The Coral Reefer Band did a pretty good job backing the Bob Dylan of the beach. Everyone from the Randy Owens lookalike on guitar to the pedal steel player to the one man horn section got into the groove and played like they were at a little dive in the Keys. I have to say that the percussion player was a sorry, bush league, weak sauce display of the old "let's get some dude to stand back there and look like he's adding something" method of auxiliary drums. I'm tired of these acts, especially a so-called "island" Jimmy Buffett band, having inept percussionists whose drums can hardly be heard and whose contributions are slim to none. It looked like he was barely hitting the congas and completely out of time, but doing a good job of imitating a tourist from Topeka enjoying a Margarita on St. Pete beach. At least they knew better than to waste any time giving him a solo. The actual drummer was as good as he needed to be for this band. You know, no Dave Grohl, but I guess there's no need for that much power in this group. On the other side of the stage however, was the steel drum player and Mike Utley on keyboards. These two melded their instruments perfectly to create the trademark sound that we all know from the C.R.B.
The show came to an end with our favorite number, "Margaritaville", being sung by 20 thousand sloshed Parrots. Being that an ark-worthy storm was raging and I didn't want to be surrounded in traffic by an arena full of sponges, I left before the encore. I'm sure it was great. They usually have a formula that they follow and it's a integral part of the show but having already heard "M-ville", my Buffett glass was full and I was ready to get out of there.
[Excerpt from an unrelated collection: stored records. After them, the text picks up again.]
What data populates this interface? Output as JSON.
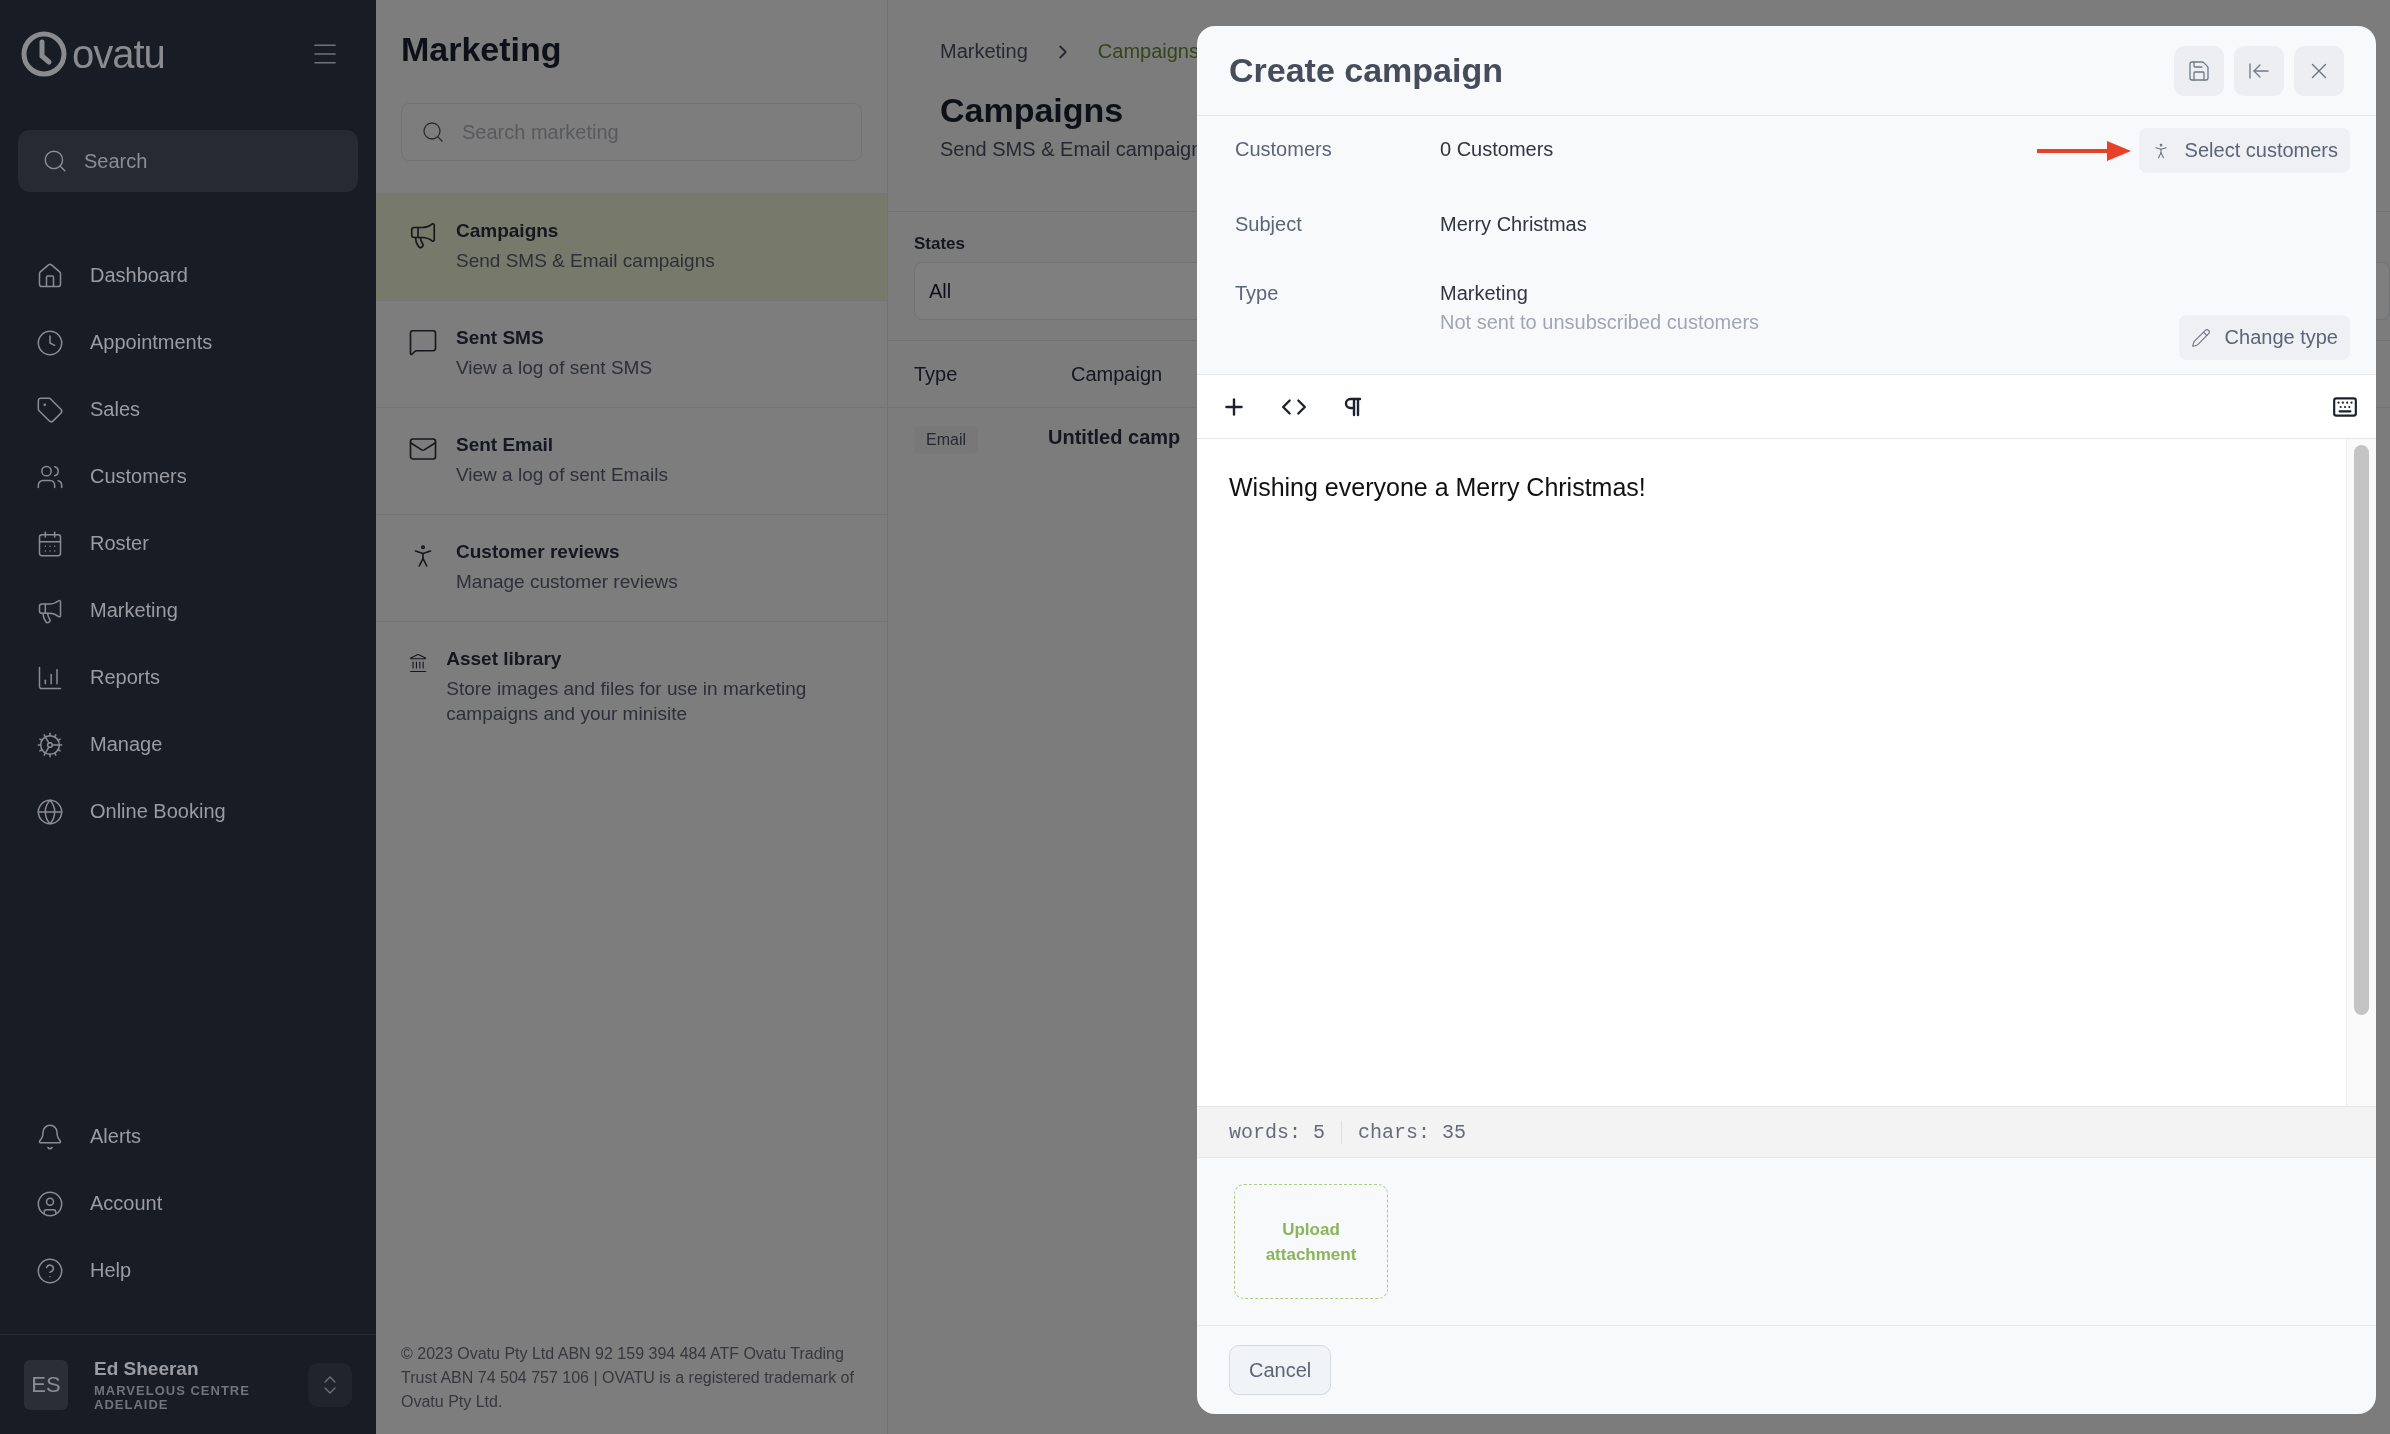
{
  "sidebar": {
    "logo": "ovatu",
    "search": {
      "placeholder": "Search"
    },
    "nav_items": [
      {
        "label": "Dashboard"
      },
      {
        "label": "Appointments"
      },
      {
        "label": "Sales"
      },
      {
        "label": "Customers"
      },
      {
        "label": "Roster"
      },
      {
        "label": "Marketing"
      },
      {
        "label": "Reports"
      },
      {
        "label": "Manage"
      },
      {
        "label": "Online Booking"
      }
    ],
    "bottom_items": [
      {
        "label": "Alerts"
      },
      {
        "label": "Account"
      },
      {
        "label": "Help"
      }
    ],
    "user": {
      "initials": "ES",
      "name": "Ed Sheeran",
      "location": "MARVELOUS CENTRE ADELAIDE"
    }
  },
  "marketing_panel": {
    "title": "Marketing",
    "search": {
      "placeholder": "Search marketing"
    },
    "items": [
      {
        "title": "Campaigns",
        "description": "Send SMS & Email campaigns",
        "selected": true
      },
      {
        "title": "Sent SMS",
        "description": "View a log of sent SMS",
        "selected": false
      },
      {
        "title": "Sent Email",
        "description": "View a log of sent Emails",
        "selected": false
      },
      {
        "title": "Customer reviews",
        "description": "Manage customer reviews",
        "selected": false
      },
      {
        "title": "Asset library",
        "description": "Store images and files for use in marketing campaigns and your minisite",
        "selected": false
      }
    ],
    "footer": "© 2023 Ovatu Pty Ltd ABN 92 159 394 484 ATF Ovatu Trading Trust ABN 74 504 757 106 | OVATU is a registered trademark of Ovatu Pty Ltd."
  },
  "main": {
    "breadcrumbs": [
      {
        "label": "Marketing",
        "current": false
      },
      {
        "label": "Campaigns",
        "current": true
      }
    ],
    "title": "Campaigns",
    "subtitle": "Send SMS & Email campaign",
    "filter": {
      "label": "States",
      "value": "All"
    },
    "table": {
      "columns": [
        "Type",
        "Campaign"
      ],
      "rows": [
        {
          "type": "Email",
          "campaign": "Untitled camp"
        }
      ]
    }
  },
  "dialog": {
    "title": "Create campaign",
    "fields": [
      {
        "label": "Customers",
        "value": "0 Customers",
        "action": "Select customers"
      },
      {
        "label": "Subject",
        "value": "Merry Christmas"
      },
      {
        "label": "Type",
        "value": "Marketing",
        "note": "Not sent to unsubscribed customers",
        "action": "Change type"
      }
    ],
    "editor": {
      "content": "Wishing everyone a Merry Christmas!",
      "words": "words: 5",
      "chars": "chars: 35"
    },
    "upload": "Upload attachment",
    "buttons": [
      "Cancel"
    ]
  }
}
It was a fun experience to see this show. I have always heard about the riot that ensues when Buffett comes to town, especially in the old Starwood Amphitheater days. The Parrot Heads were such hardcore fans, it had me asking "where are all these people for the other 364 days of the year?" I just don't know anyone who puts in Havana Daydreamin' on a road-trip or blasts A White Sport Coat and a Pink Crustacean on the Hi-Fi at a party, or even rocks a Buffett t-shirt for that matter. I guess you're more of a fan of a way of life than actual music because if you think about it, the music is kind of silly but the attitude makes life a little easier to take. More power to Jimmy, a true American original who has carved out his niche and invented an entire culture. I guess it's going to take more than a hundred-year storm to keep these heads away, there were very few empty seats and you would have never known that a natural disaster was occurring just outside. But like he said, "At least it's not an erupting volcano".